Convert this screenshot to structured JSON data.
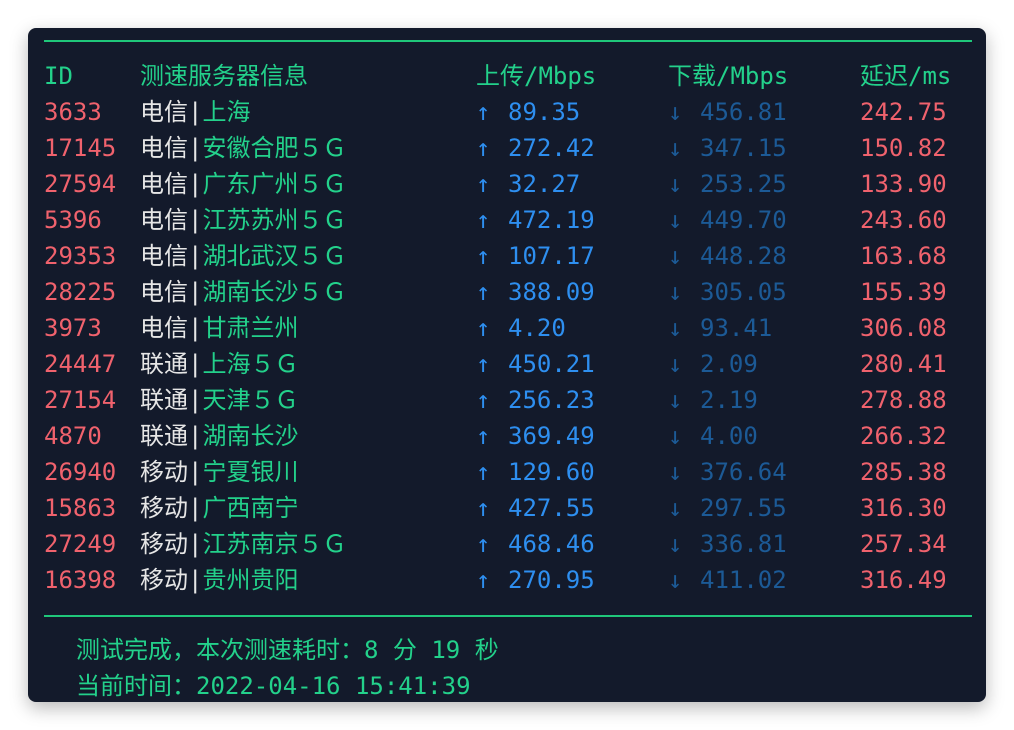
{
  "header": {
    "id": "ID",
    "server": "测速服务器信息",
    "upload": "上传/Mbps",
    "download": "下载/Mbps",
    "latency": "延迟/ms"
  },
  "rows": [
    {
      "id": "3633",
      "isp": "电信",
      "sep": "|",
      "location": "上海",
      "up_arrow": "↑",
      "upload": "89.35",
      "down_arrow": "↓",
      "download": "456.81",
      "latency": "242.75"
    },
    {
      "id": "17145",
      "isp": "电信",
      "sep": "|",
      "location": "安徽合肥５Ｇ",
      "up_arrow": "↑",
      "upload": "272.42",
      "down_arrow": "↓",
      "download": "347.15",
      "latency": "150.82"
    },
    {
      "id": "27594",
      "isp": "电信",
      "sep": "|",
      "location": "广东广州５Ｇ",
      "up_arrow": "↑",
      "upload": "32.27",
      "down_arrow": "↓",
      "download": "253.25",
      "latency": "133.90"
    },
    {
      "id": "5396",
      "isp": "电信",
      "sep": "|",
      "location": "江苏苏州５Ｇ",
      "up_arrow": "↑",
      "upload": "472.19",
      "down_arrow": "↓",
      "download": "449.70",
      "latency": "243.60"
    },
    {
      "id": "29353",
      "isp": "电信",
      "sep": "|",
      "location": "湖北武汉５Ｇ",
      "up_arrow": "↑",
      "upload": "107.17",
      "down_arrow": "↓",
      "download": "448.28",
      "latency": "163.68"
    },
    {
      "id": "28225",
      "isp": "电信",
      "sep": "|",
      "location": "湖南长沙５Ｇ",
      "up_arrow": "↑",
      "upload": "388.09",
      "down_arrow": "↓",
      "download": "305.05",
      "latency": "155.39"
    },
    {
      "id": "3973",
      "isp": "电信",
      "sep": "|",
      "location": "甘肃兰州",
      "up_arrow": "↑",
      "upload": "4.20",
      "down_arrow": "↓",
      "download": "93.41",
      "latency": "306.08"
    },
    {
      "id": "24447",
      "isp": "联通",
      "sep": "|",
      "location": "上海５Ｇ",
      "up_arrow": "↑",
      "upload": "450.21",
      "down_arrow": "↓",
      "download": "2.09",
      "latency": "280.41"
    },
    {
      "id": "27154",
      "isp": "联通",
      "sep": "|",
      "location": "天津５Ｇ",
      "up_arrow": "↑",
      "upload": "256.23",
      "down_arrow": "↓",
      "download": "2.19",
      "latency": "278.88"
    },
    {
      "id": "4870",
      "isp": "联通",
      "sep": "|",
      "location": "湖南长沙",
      "up_arrow": "↑",
      "upload": "369.49",
      "down_arrow": "↓",
      "download": "4.00",
      "latency": "266.32"
    },
    {
      "id": "26940",
      "isp": "移动",
      "sep": "|",
      "location": "宁夏银川",
      "up_arrow": "↑",
      "upload": "129.60",
      "down_arrow": "↓",
      "download": "376.64",
      "latency": "285.38"
    },
    {
      "id": "15863",
      "isp": "移动",
      "sep": "|",
      "location": "广西南宁",
      "up_arrow": "↑",
      "upload": "427.55",
      "down_arrow": "↓",
      "download": "297.55",
      "latency": "316.30"
    },
    {
      "id": "27249",
      "isp": "移动",
      "sep": "|",
      "location": "江苏南京５Ｇ",
      "up_arrow": "↑",
      "upload": "468.46",
      "down_arrow": "↓",
      "download": "336.81",
      "latency": "257.34"
    },
    {
      "id": "16398",
      "isp": "移动",
      "sep": "|",
      "location": "贵州贵阳",
      "up_arrow": "↑",
      "upload": "270.95",
      "down_arrow": "↓",
      "download": "411.02",
      "latency": "316.49"
    }
  ],
  "footer": {
    "line1": "测试完成，本次测速耗时：8 分 19 秒",
    "line2": "当前时间：2022-04-16 15:41:39"
  },
  "colors": {
    "background": "#131a2b",
    "rule": "#1fc77a",
    "header": "#23d18b",
    "id": "#f0626d",
    "isp": "#e6e6e6",
    "location": "#23d18b",
    "upload": "#2e8ff0",
    "download": "#1c5a96",
    "latency": "#f0626d"
  }
}
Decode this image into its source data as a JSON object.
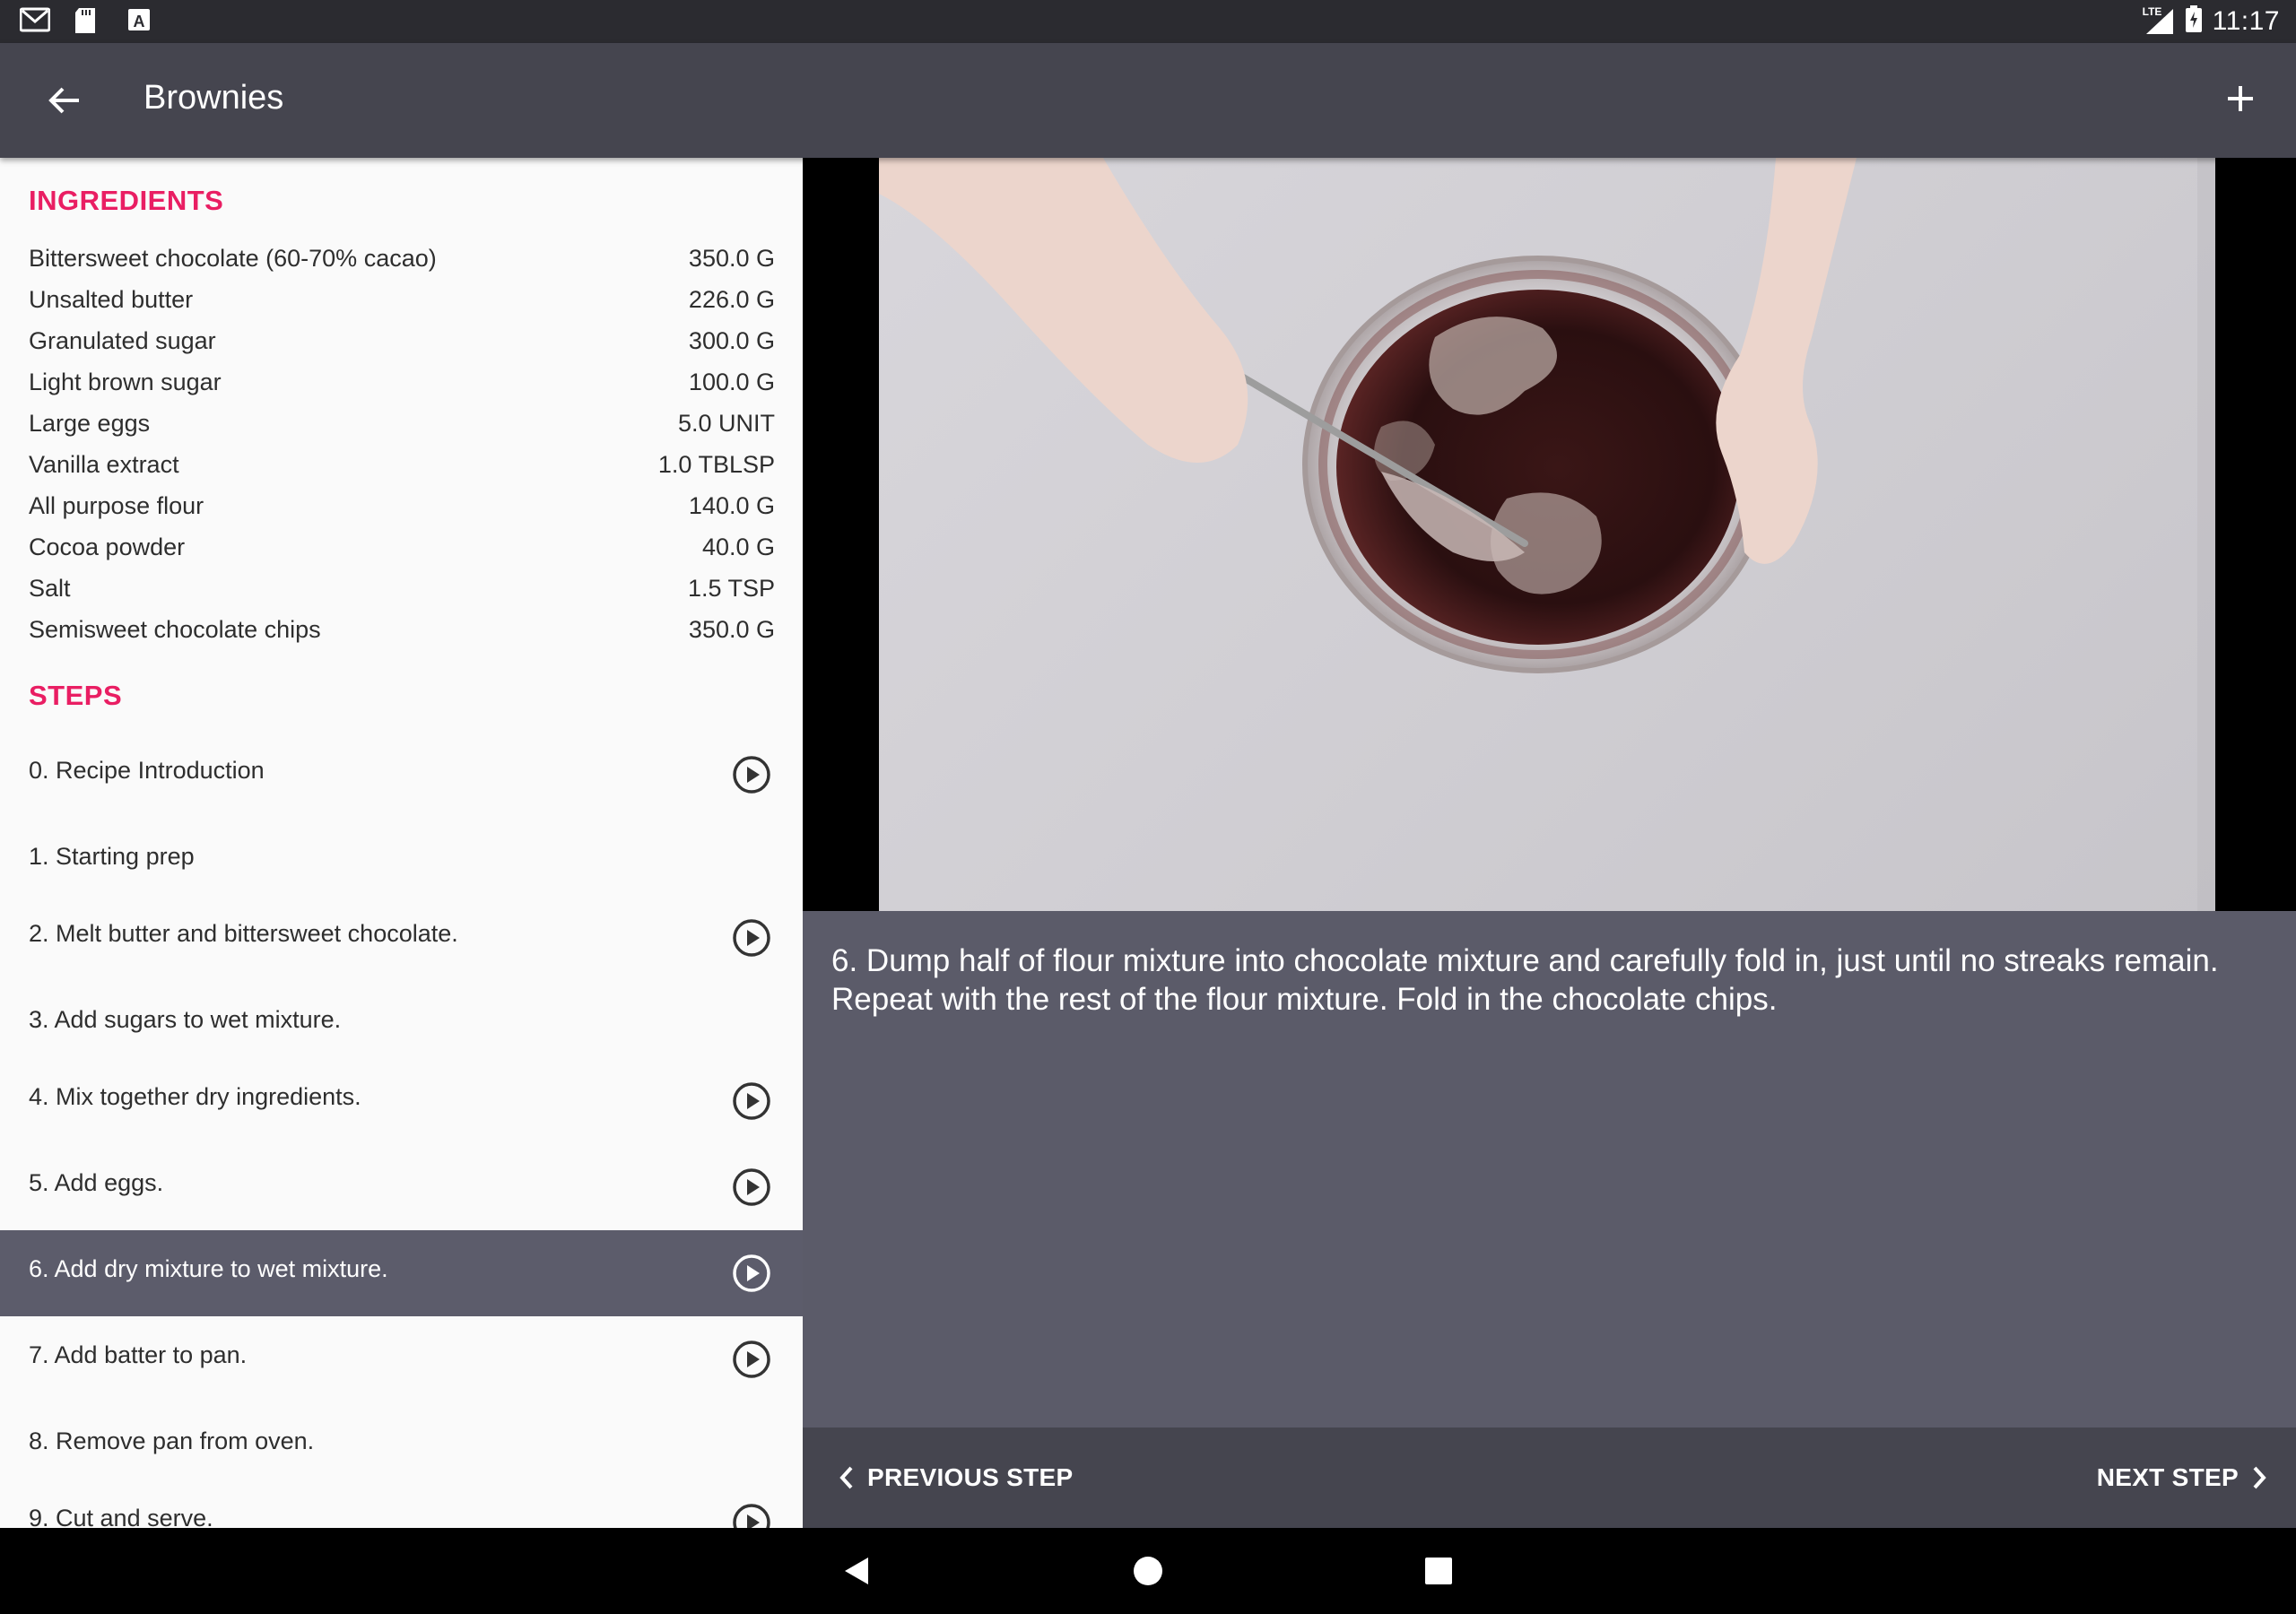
{
  "status_bar": {
    "time": "11:17",
    "left_icons": [
      "gmail-icon",
      "sd-card-icon",
      "a-notification-icon"
    ],
    "right_icons": [
      "lte-signal-icon",
      "battery-charging-icon"
    ],
    "network_label": "LTE"
  },
  "app_bar": {
    "title": "Brownies",
    "back_icon": "arrow-back-icon",
    "add_icon": "plus-icon"
  },
  "ingredients": {
    "heading": "INGREDIENTS",
    "items": [
      {
        "name": "Bittersweet chocolate (60-70% cacao)",
        "qty": "350.0 G"
      },
      {
        "name": "Unsalted butter",
        "qty": "226.0 G"
      },
      {
        "name": "Granulated sugar",
        "qty": "300.0 G"
      },
      {
        "name": "Light brown sugar",
        "qty": "100.0 G"
      },
      {
        "name": "Large eggs",
        "qty": "5.0 UNIT"
      },
      {
        "name": "Vanilla extract",
        "qty": "1.0 TBLSP"
      },
      {
        "name": "All purpose flour",
        "qty": "140.0 G"
      },
      {
        "name": "Cocoa powder",
        "qty": "40.0 G"
      },
      {
        "name": "Salt",
        "qty": "1.5 TSP"
      },
      {
        "name": "Semisweet chocolate chips",
        "qty": "350.0 G"
      }
    ]
  },
  "steps": {
    "heading": "STEPS",
    "items": [
      {
        "label": "0. Recipe Introduction",
        "has_video": true,
        "selected": false
      },
      {
        "label": "1. Starting prep",
        "has_video": false,
        "selected": false
      },
      {
        "label": "2. Melt butter and bittersweet chocolate.",
        "has_video": true,
        "selected": false
      },
      {
        "label": "3. Add sugars to wet mixture.",
        "has_video": false,
        "selected": false
      },
      {
        "label": "4. Mix together dry ingredients.",
        "has_video": true,
        "selected": false
      },
      {
        "label": "5. Add eggs.",
        "has_video": true,
        "selected": false
      },
      {
        "label": "6. Add dry mixture to wet mixture.",
        "has_video": true,
        "selected": true
      },
      {
        "label": "7. Add batter to pan.",
        "has_video": true,
        "selected": false
      },
      {
        "label": "8. Remove pan from oven.",
        "has_video": false,
        "selected": false
      },
      {
        "label": "9. Cut and serve.",
        "has_video": true,
        "selected": false
      }
    ]
  },
  "step_detail": {
    "description": "6. Dump half of flour mixture into chocolate mixture and carefully fold in, just until no streaks remain. Repeat with the rest of the flour mixture. Fold in the chocolate chips."
  },
  "navigation": {
    "previous_label": "PREVIOUS STEP",
    "next_label": "NEXT STEP"
  },
  "colors": {
    "accent": "#e91e63",
    "app_bar": "#45454f",
    "selected_row": "#5c5c6b",
    "detail_bg": "#5b5b69"
  }
}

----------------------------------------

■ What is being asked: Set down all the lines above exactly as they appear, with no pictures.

■ The answer:
Convert this screenshot to structured JSON data.
{
  "header": {
    "id": "ID",
    "server": "测速服务器信息",
    "upload": "上传/Mbps",
    "download": "下载/Mbps",
    "latency": "延迟/ms"
  },
  "rows": [
    {
      "id": "3633",
      "isp": "电信",
      "sep": "|",
      "location": "上海",
      "up_arrow": "↑",
      "upload": "89.35",
      "down_arrow": "↓",
      "download": "456.81",
      "latency": "242.75"
    },
    {
      "id": "17145",
      "isp": "电信",
      "sep": "|",
      "location": "安徽合肥５Ｇ",
      "up_arrow": "↑",
      "upload": "272.42",
      "down_arrow": "↓",
      "download": "347.15",
      "latency": "150.82"
    },
    {
      "id": "27594",
      "isp": "电信",
      "sep": "|",
      "location": "广东广州５Ｇ",
      "up_arrow": "↑",
      "upload": "32.27",
      "down_arrow": "↓",
      "download": "253.25",
      "latency": "133.90"
    },
    {
      "id": "5396",
      "isp": "电信",
      "sep": "|",
      "location": "江苏苏州５Ｇ",
      "up_arrow": "↑",
      "upload": "472.19",
      "down_arrow": "↓",
      "download": "449.70",
      "latency": "243.60"
    },
    {
      "id": "29353",
      "isp": "电信",
      "sep": "|",
      "location": "湖北武汉５Ｇ",
      "up_arrow": "↑",
      "upload": "107.17",
      "down_arrow": "↓",
      "download": "448.28",
      "latency": "163.68"
    },
    {
      "id": "28225",
      "isp": "电信",
      "sep": "|",
      "location": "湖南长沙５Ｇ",
      "up_arrow": "↑",
      "upload": "388.09",
      "down_arrow": "↓",
      "download": "305.05",
      "latency": "155.39"
    },
    {
      "id": "3973",
      "isp": "电信",
      "sep": "|",
      "location": "甘肃兰州",
      "up_arrow": "↑",
      "upload": "4.20",
      "down_arrow": "↓",
      "download": "93.41",
      "latency": "306.08"
    },
    {
      "id": "24447",
      "isp": "联通",
      "sep": "|",
      "location": "上海５Ｇ",
      "up_arrow": "↑",
      "upload": "450.21",
      "down_arrow": "↓",
      "download": "2.09",
      "latency": "280.41"
    },
    {
      "id": "27154",
      "isp": "联通",
      "sep": "|",
      "location": "天津５Ｇ",
      "up_arrow": "↑",
      "upload": "256.23",
      "down_arrow": "↓",
      "download": "2.19",
      "latency": "278.88"
    },
    {
      "id": "4870",
      "isp": "联通",
      "sep": "|",
      "location": "湖南长沙",
      "up_arrow": "↑",
      "upload": "369.49",
      "down_arrow": "↓",
      "download": "4.00",
      "latency": "266.32"
    },
    {
      "id": "26940",
      "isp": "移动",
      "sep": "|",
      "location": "宁夏银川",
      "up_arrow": "↑",
      "upload": "129.60",
      "down_arrow": "↓",
      "download": "376.64",
      "latency": "285.38"
    },
    {
      "id": "15863",
      "isp": "移动",
      "sep": "|",
      "location": "广西南宁",
      "up_arrow": "↑",
      "upload": "427.55",
      "down_arrow": "↓",
      "download": "297.55",
      "latency": "316.30"
    },
    {
      "id": "27249",
      "isp": "移动",
      "sep": "|",
      "location": "江苏南京５Ｇ",
      "up_arrow": "↑",
      "upload": "468.46",
      "down_arrow": "↓",
      "download": "336.81",
      "latency": "257.34"
    },
    {
      "id": "16398",
      "isp": "移动",
      "sep": "|",
      "location": "贵州贵阳",
      "up_arrow": "↑",
      "upload": "270.95",
      "down_arrow": "↓",
      "download": "411.02",
      "latency": "316.49"
    }
  ],
  "footer": {
    "line1": "测试完成，本次测速耗时：8 分 19 秒",
    "line2": "当前时间：2022-04-16 15:41:39"
  },
  "colors": {
    "background": "#131a2b",
    "rule": "#1fc77a",
    "header": "#23d18b",
    "id": "#f0626d",
    "isp": "#e6e6e6",
    "location": "#23d18b",
    "upload": "#2e8ff0",
    "download": "#1c5a96",
    "latency": "#f0626d"
  }
}
Decode this image into its source data as a JSON object.
{
  "status_bar": {
    "time": "11:17",
    "left_icons": [
      "gmail-icon",
      "sd-card-icon",
      "a-notification-icon"
    ],
    "right_icons": [
      "lte-signal-icon",
      "battery-charging-icon"
    ],
    "network_label": "LTE"
  },
  "app_bar": {
    "title": "Brownies",
    "back_icon": "arrow-back-icon",
    "add_icon": "plus-icon"
  },
  "ingredients": {
    "heading": "INGREDIENTS",
    "items": [
      {
        "name": "Bittersweet chocolate (60-70% cacao)",
        "qty": "350.0 G"
      },
      {
        "name": "Unsalted butter",
        "qty": "226.0 G"
      },
      {
        "name": "Granulated sugar",
        "qty": "300.0 G"
      },
      {
        "name": "Light brown sugar",
        "qty": "100.0 G"
      },
      {
        "name": "Large eggs",
        "qty": "5.0 UNIT"
      },
      {
        "name": "Vanilla extract",
        "qty": "1.0 TBLSP"
      },
      {
        "name": "All purpose flour",
        "qty": "140.0 G"
      },
      {
        "name": "Cocoa powder",
        "qty": "40.0 G"
      },
      {
        "name": "Salt",
        "qty": "1.5 TSP"
      },
      {
        "name": "Semisweet chocolate chips",
        "qty": "350.0 G"
      }
    ]
  },
  "steps": {
    "heading": "STEPS",
    "items": [
      {
        "label": "0. Recipe Introduction",
        "has_video": true,
        "selected": false
      },
      {
        "label": "1. Starting prep",
        "has_video": false,
        "selected": false
      },
      {
        "label": "2. Melt butter and bittersweet chocolate.",
        "has_video": true,
        "selected": false
      },
      {
        "label": "3. Add sugars to wet mixture.",
        "has_video": false,
        "selected": false
      },
      {
        "label": "4. Mix together dry ingredients.",
        "has_video": true,
        "selected": false
      },
      {
        "label": "5. Add eggs.",
        "has_video": true,
        "selected": false
      },
      {
        "label": "6. Add dry mixture to wet mixture.",
        "has_video": true,
        "selected": true
      },
      {
        "label": "7. Add batter to pan.",
        "has_video": true,
        "selected": false
      },
      {
        "label": "8. Remove pan from oven.",
        "has_video": false,
        "selected": false
      },
      {
        "label": "9. Cut and serve.",
        "has_video": true,
        "selected": false
      }
    ]
  },
  "step_detail": {
    "description": "6. Dump half of flour mixture into chocolate mixture and carefully fold in, just until no streaks remain. Repeat with the rest of the flour mixture. Fold in the chocolate chips."
  },
  "navigation": {
    "previous_label": "PREVIOUS STEP",
    "next_label": "NEXT STEP"
  },
  "colors": {
    "accent": "#e91e63",
    "app_bar": "#45454f",
    "selected_row": "#5c5c6b",
    "detail_bg": "#5b5b69"
  }
}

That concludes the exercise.